Records shown:
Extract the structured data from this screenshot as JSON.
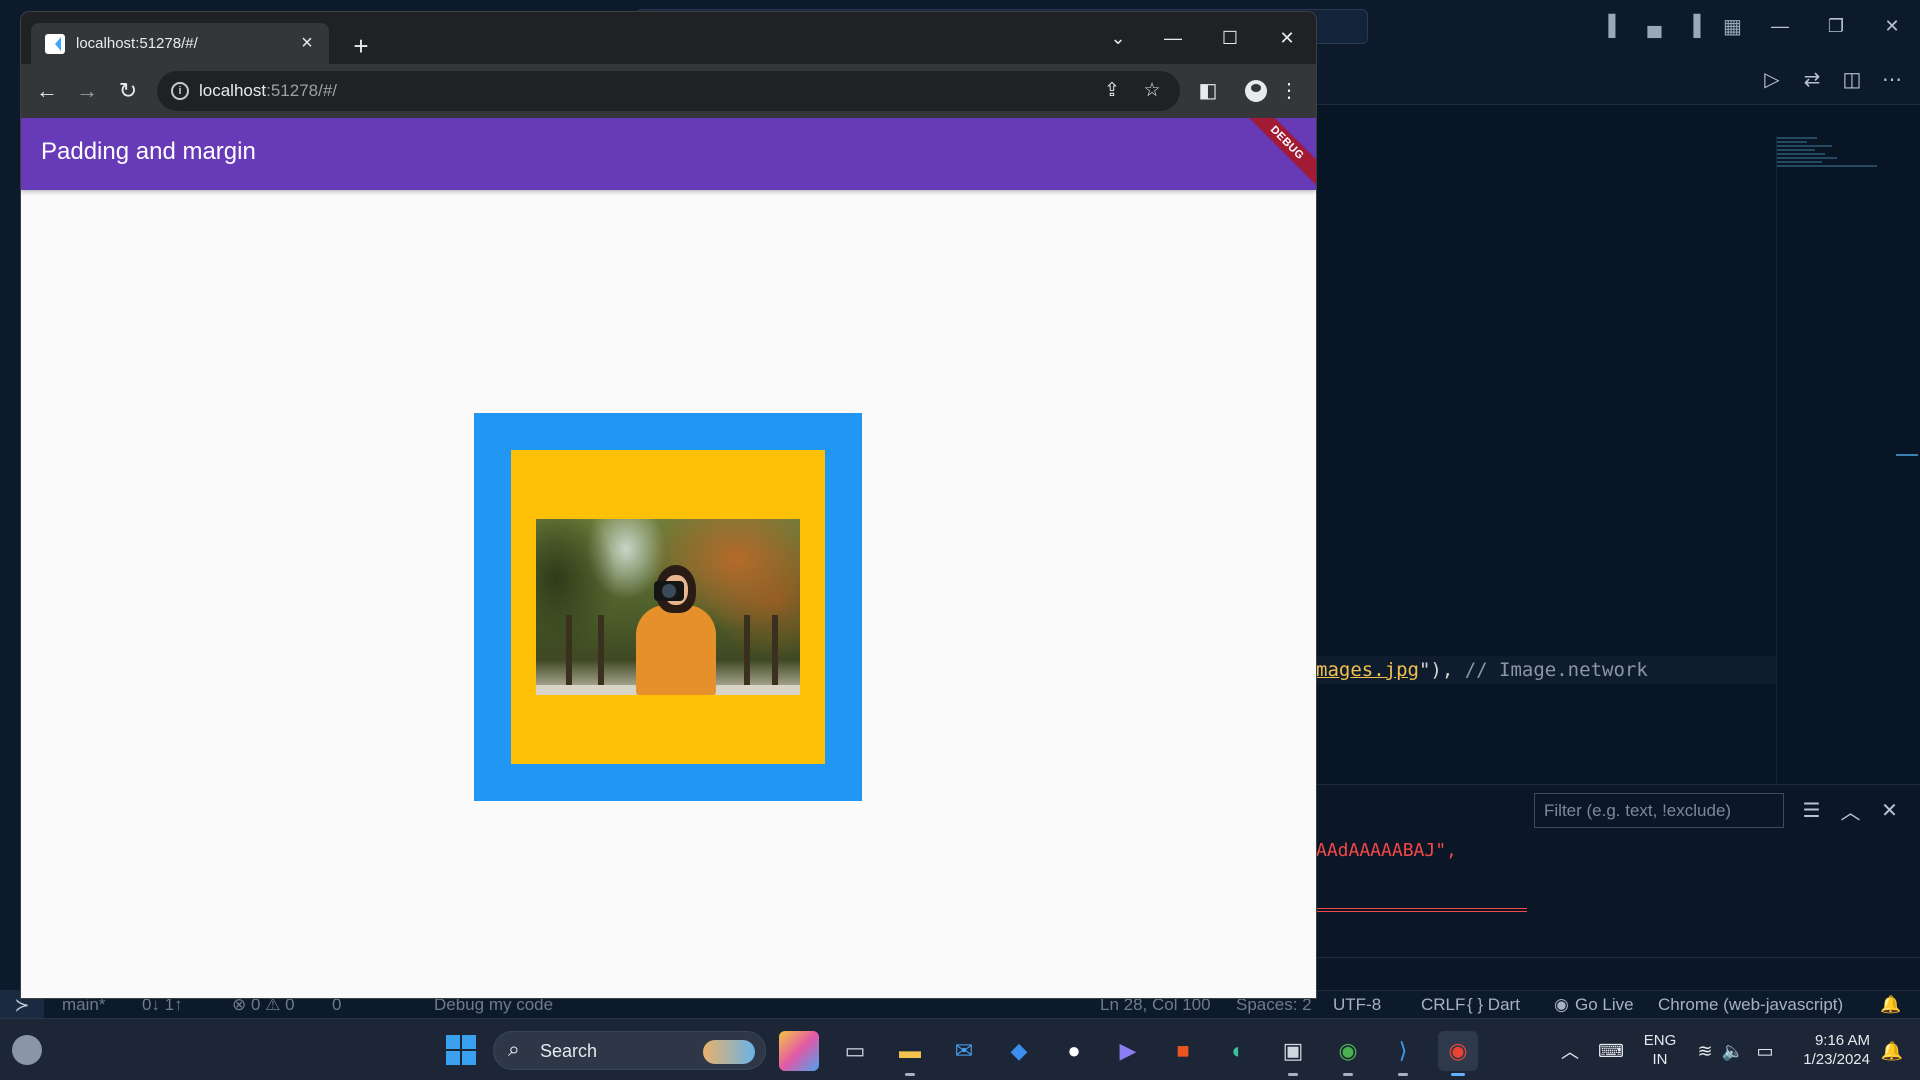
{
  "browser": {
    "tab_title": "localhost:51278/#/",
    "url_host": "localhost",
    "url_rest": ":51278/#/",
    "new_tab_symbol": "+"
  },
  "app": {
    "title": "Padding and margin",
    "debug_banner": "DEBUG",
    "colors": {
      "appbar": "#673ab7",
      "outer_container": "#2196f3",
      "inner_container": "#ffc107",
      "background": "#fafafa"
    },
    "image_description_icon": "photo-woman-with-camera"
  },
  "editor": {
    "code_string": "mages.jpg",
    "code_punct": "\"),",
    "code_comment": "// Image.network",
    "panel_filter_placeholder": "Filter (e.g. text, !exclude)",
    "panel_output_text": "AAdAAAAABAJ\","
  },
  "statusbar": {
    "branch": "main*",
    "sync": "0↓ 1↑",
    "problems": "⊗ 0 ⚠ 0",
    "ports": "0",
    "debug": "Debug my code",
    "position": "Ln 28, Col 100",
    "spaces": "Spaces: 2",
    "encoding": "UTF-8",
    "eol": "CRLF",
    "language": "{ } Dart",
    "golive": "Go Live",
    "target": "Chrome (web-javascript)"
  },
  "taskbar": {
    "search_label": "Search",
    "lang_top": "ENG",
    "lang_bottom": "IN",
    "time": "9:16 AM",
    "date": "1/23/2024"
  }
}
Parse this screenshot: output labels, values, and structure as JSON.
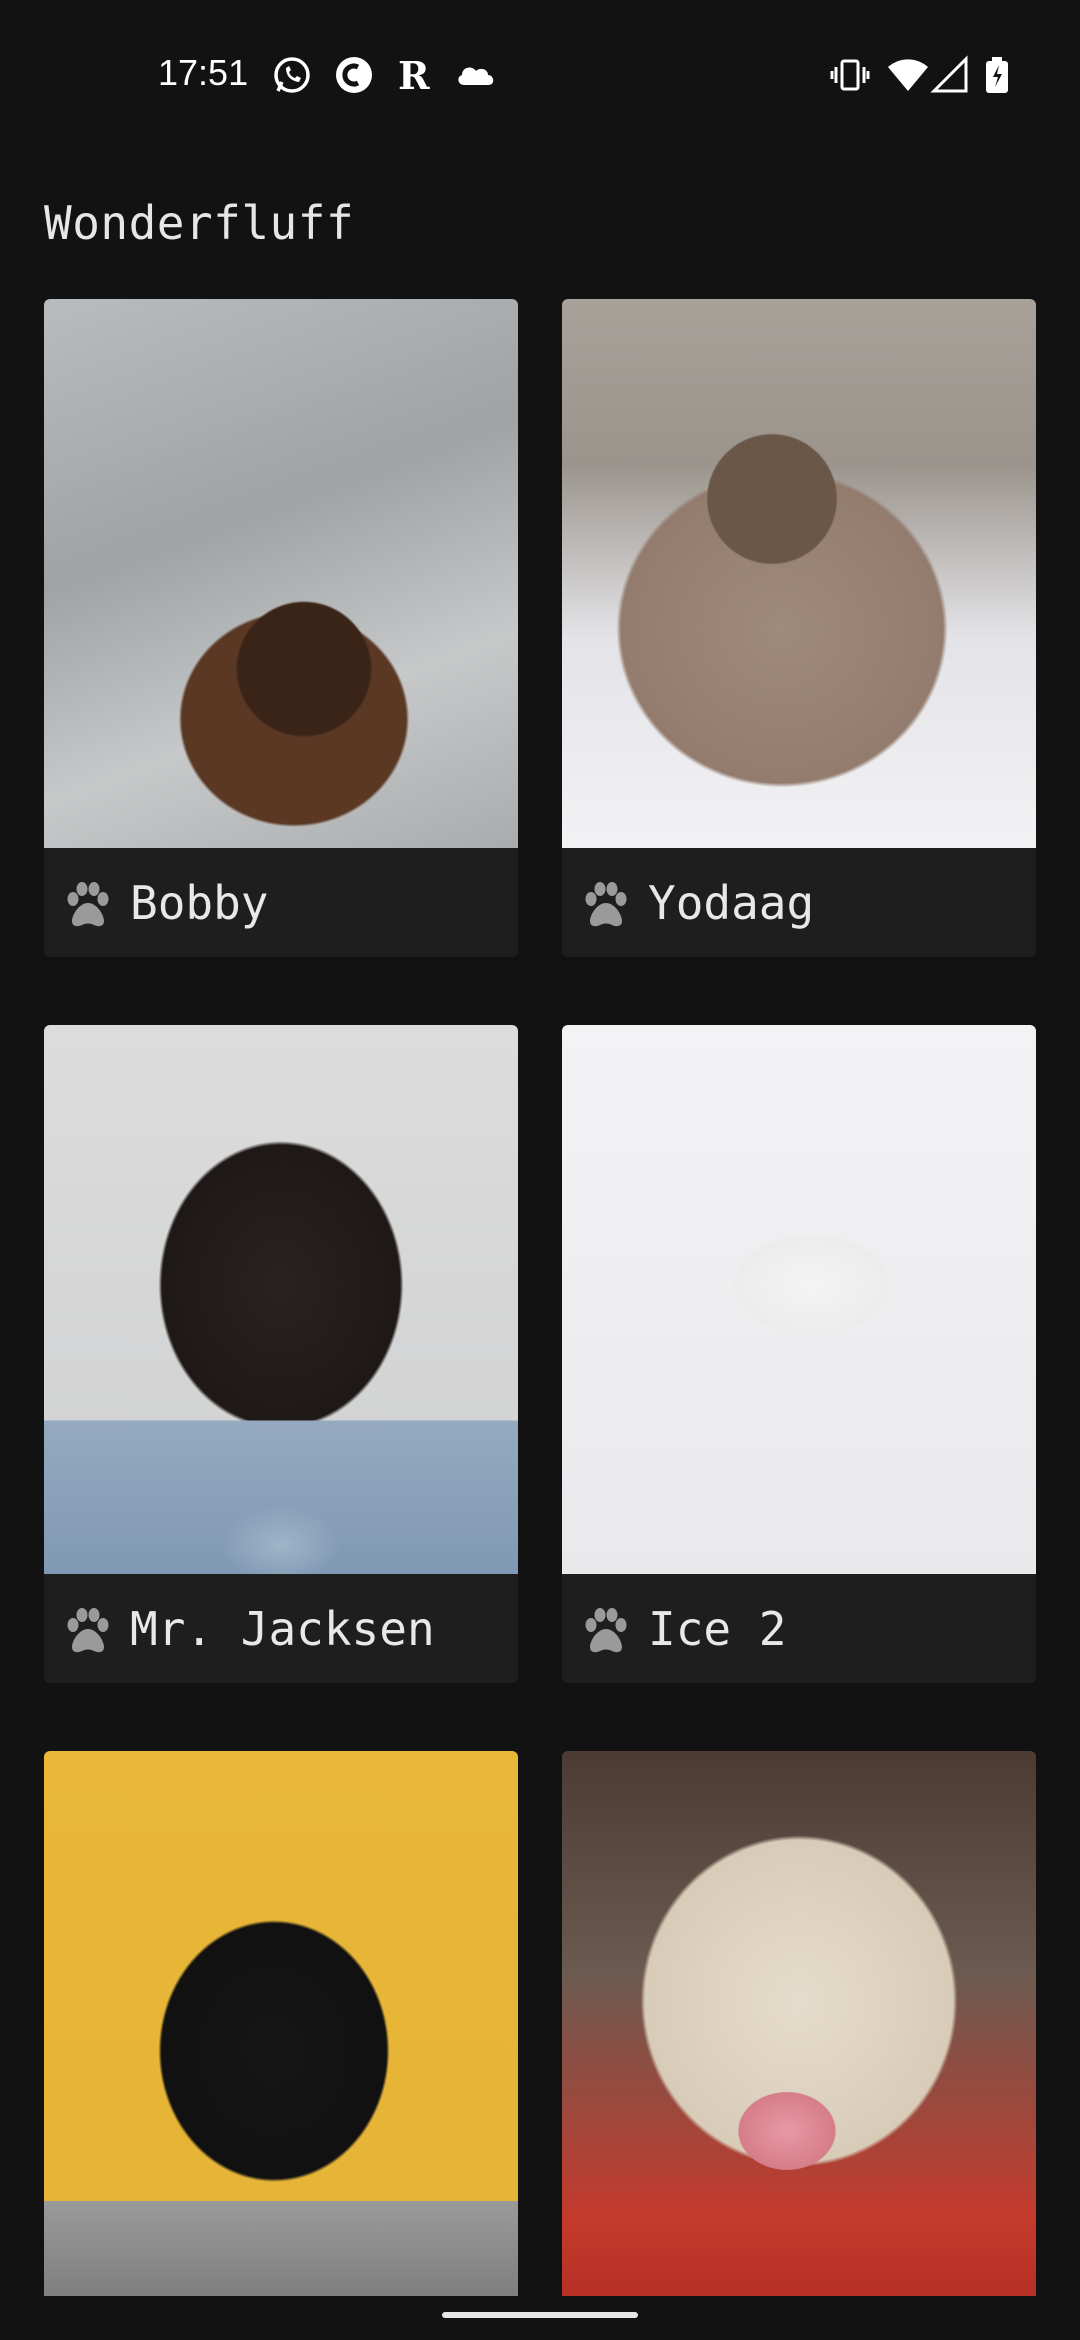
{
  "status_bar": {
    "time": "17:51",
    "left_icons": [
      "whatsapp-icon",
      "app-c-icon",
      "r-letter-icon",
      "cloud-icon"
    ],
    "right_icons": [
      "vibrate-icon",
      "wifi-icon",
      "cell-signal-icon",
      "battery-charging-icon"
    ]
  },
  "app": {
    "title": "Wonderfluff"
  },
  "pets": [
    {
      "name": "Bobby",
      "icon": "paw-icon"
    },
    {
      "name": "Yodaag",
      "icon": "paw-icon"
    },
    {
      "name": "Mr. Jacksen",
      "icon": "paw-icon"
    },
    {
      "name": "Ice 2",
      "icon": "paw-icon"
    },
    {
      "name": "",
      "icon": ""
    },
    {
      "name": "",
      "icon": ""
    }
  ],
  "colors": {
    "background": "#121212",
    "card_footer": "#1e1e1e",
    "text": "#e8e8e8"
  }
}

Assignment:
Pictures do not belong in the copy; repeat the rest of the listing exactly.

Response to the task:
Extract the structured data from this screenshot as JSON.
{
  "browser": {
    "tab_title": "localhost:51278/#/",
    "url_host": "localhost",
    "url_rest": ":51278/#/",
    "new_tab_symbol": "+"
  },
  "app": {
    "title": "Padding and margin",
    "debug_banner": "DEBUG",
    "colors": {
      "appbar": "#673ab7",
      "outer_container": "#2196f3",
      "inner_container": "#ffc107",
      "background": "#fafafa"
    },
    "image_description_icon": "photo-woman-with-camera"
  },
  "editor": {
    "code_string": "mages.jpg",
    "code_punct": "\"),",
    "code_comment": "// Image.network",
    "panel_filter_placeholder": "Filter (e.g. text, !exclude)",
    "panel_output_text": "AAdAAAAABAJ\","
  },
  "statusbar": {
    "branch": "main*",
    "sync": "0↓ 1↑",
    "problems": "⊗ 0 ⚠ 0",
    "ports": "0",
    "debug": "Debug my code",
    "position": "Ln 28, Col 100",
    "spaces": "Spaces: 2",
    "encoding": "UTF-8",
    "eol": "CRLF",
    "language": "{ } Dart",
    "golive": "Go Live",
    "target": "Chrome (web-javascript)"
  },
  "taskbar": {
    "search_label": "Search",
    "lang_top": "ENG",
    "lang_bottom": "IN",
    "time": "9:16 AM",
    "date": "1/23/2024"
  }
}
Parse this screenshot: output labels, values, and structure as JSON.
{
  "status_bar": {
    "time": "17:51",
    "left_icons": [
      "whatsapp-icon",
      "app-c-icon",
      "r-letter-icon",
      "cloud-icon"
    ],
    "right_icons": [
      "vibrate-icon",
      "wifi-icon",
      "cell-signal-icon",
      "battery-charging-icon"
    ]
  },
  "app": {
    "title": "Wonderfluff"
  },
  "pets": [
    {
      "name": "Bobby",
      "icon": "paw-icon"
    },
    {
      "name": "Yodaag",
      "icon": "paw-icon"
    },
    {
      "name": "Mr. Jacksen",
      "icon": "paw-icon"
    },
    {
      "name": "Ice 2",
      "icon": "paw-icon"
    },
    {
      "name": "",
      "icon": ""
    },
    {
      "name": "",
      "icon": ""
    }
  ],
  "colors": {
    "background": "#121212",
    "card_footer": "#1e1e1e",
    "text": "#e8e8e8"
  }
}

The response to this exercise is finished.